*Exercise*:
Output the number of lines in the material below containing "kind" and nothing more.

*Extracted records*:
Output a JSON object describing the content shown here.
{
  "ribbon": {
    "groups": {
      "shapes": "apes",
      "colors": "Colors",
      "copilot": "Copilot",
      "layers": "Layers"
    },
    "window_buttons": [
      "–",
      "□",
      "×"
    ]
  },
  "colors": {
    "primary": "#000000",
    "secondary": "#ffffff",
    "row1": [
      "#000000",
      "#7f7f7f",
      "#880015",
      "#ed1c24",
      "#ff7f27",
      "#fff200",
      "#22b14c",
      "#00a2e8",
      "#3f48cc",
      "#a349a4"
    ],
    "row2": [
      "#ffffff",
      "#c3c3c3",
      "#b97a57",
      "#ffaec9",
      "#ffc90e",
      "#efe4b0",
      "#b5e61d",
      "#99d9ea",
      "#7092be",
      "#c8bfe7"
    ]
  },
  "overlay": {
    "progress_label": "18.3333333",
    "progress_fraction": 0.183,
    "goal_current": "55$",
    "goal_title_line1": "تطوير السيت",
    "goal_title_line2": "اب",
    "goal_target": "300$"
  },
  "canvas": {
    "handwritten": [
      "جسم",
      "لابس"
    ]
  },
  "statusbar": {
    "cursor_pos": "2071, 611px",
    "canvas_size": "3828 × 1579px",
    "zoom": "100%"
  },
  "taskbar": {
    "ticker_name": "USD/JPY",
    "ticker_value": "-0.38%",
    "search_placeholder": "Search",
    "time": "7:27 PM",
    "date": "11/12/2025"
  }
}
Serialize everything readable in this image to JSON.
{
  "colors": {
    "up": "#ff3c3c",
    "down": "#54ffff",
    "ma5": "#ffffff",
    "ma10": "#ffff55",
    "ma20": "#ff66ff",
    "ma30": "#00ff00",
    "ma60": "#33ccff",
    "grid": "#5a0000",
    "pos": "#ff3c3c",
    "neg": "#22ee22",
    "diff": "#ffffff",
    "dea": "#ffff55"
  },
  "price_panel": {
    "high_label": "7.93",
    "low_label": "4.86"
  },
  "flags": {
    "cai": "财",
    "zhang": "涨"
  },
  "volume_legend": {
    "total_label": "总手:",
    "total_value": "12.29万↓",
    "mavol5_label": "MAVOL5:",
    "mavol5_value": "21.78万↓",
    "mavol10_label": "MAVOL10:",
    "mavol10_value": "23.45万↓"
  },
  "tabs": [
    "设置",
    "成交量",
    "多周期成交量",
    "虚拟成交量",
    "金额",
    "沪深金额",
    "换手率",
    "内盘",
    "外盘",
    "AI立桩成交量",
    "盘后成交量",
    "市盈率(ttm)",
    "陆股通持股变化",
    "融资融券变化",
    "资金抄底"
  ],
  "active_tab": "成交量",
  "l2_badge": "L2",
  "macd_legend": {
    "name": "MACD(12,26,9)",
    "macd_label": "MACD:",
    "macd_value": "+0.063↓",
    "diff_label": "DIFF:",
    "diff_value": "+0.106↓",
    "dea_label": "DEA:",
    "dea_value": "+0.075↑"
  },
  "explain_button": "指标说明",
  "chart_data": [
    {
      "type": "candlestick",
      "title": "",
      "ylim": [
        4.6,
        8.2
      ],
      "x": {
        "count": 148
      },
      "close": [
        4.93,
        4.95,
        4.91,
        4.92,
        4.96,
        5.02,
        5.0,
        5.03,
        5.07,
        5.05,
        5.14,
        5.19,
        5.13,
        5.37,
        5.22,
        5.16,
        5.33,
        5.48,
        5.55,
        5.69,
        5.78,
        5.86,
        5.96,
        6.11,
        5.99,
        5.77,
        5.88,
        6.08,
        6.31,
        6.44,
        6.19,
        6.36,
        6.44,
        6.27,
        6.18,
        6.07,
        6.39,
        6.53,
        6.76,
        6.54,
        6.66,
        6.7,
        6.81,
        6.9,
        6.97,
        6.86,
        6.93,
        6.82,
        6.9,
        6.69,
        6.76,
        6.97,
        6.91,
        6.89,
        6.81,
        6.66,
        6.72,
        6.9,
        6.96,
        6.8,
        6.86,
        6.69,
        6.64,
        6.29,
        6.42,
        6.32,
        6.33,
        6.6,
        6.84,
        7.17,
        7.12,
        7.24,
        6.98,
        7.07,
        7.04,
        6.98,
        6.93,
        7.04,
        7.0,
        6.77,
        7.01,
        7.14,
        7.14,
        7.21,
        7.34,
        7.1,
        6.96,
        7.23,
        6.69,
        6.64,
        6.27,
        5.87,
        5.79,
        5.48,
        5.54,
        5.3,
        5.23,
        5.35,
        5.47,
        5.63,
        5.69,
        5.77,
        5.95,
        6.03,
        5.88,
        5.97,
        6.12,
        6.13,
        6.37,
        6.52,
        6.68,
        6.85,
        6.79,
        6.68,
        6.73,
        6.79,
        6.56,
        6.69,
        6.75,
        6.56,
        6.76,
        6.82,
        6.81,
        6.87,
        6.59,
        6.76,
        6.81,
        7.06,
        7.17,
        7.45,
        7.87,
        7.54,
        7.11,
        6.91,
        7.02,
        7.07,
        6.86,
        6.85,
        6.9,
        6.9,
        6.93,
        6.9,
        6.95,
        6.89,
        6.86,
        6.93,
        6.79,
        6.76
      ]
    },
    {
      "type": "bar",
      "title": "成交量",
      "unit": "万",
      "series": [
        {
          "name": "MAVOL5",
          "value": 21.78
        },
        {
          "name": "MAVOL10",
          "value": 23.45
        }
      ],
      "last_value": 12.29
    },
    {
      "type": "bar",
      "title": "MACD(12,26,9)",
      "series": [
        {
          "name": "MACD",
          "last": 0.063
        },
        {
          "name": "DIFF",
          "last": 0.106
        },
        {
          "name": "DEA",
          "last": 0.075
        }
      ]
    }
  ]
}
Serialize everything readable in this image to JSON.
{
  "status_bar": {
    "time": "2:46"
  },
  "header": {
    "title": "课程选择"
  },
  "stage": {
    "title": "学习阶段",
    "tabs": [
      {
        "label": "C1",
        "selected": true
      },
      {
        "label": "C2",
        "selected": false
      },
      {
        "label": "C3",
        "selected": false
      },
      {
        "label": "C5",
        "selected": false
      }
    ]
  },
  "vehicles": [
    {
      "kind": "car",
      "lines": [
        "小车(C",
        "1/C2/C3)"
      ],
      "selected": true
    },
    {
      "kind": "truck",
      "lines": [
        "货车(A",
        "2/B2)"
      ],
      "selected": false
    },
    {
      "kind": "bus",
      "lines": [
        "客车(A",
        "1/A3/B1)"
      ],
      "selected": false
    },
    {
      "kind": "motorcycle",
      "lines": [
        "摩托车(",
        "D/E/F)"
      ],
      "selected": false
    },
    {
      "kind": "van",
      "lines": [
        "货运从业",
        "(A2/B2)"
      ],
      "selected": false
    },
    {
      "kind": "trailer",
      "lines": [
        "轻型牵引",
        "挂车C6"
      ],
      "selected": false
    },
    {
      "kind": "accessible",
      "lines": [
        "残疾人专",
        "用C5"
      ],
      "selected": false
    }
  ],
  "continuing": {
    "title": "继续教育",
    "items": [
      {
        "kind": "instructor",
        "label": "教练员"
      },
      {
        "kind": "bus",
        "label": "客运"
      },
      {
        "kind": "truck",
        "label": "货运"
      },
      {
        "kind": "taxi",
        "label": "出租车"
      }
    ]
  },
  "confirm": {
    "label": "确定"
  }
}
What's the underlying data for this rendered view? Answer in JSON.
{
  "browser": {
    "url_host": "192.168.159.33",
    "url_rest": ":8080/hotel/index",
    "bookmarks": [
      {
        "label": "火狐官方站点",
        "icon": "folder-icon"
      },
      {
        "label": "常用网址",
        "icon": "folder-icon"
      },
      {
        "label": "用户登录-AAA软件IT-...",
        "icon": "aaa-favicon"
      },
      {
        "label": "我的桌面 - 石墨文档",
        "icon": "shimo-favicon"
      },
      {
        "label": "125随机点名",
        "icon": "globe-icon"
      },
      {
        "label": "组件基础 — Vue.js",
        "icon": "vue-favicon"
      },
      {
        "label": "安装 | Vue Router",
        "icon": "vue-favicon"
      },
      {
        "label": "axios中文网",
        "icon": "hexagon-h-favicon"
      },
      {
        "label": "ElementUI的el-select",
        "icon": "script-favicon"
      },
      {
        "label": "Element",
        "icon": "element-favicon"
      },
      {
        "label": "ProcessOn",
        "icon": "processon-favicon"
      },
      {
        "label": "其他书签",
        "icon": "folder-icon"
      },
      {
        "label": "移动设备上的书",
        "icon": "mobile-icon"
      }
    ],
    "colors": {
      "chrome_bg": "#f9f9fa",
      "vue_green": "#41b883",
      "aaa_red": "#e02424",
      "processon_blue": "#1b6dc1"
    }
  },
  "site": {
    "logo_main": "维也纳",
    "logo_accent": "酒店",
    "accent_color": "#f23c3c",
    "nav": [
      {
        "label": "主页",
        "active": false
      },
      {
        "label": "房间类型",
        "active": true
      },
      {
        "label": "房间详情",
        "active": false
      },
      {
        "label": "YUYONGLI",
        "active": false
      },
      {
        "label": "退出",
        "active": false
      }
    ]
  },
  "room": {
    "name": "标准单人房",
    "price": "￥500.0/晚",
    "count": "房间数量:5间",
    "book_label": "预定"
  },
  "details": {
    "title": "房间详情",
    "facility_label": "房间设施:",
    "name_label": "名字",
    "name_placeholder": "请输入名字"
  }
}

*Task answer*:
11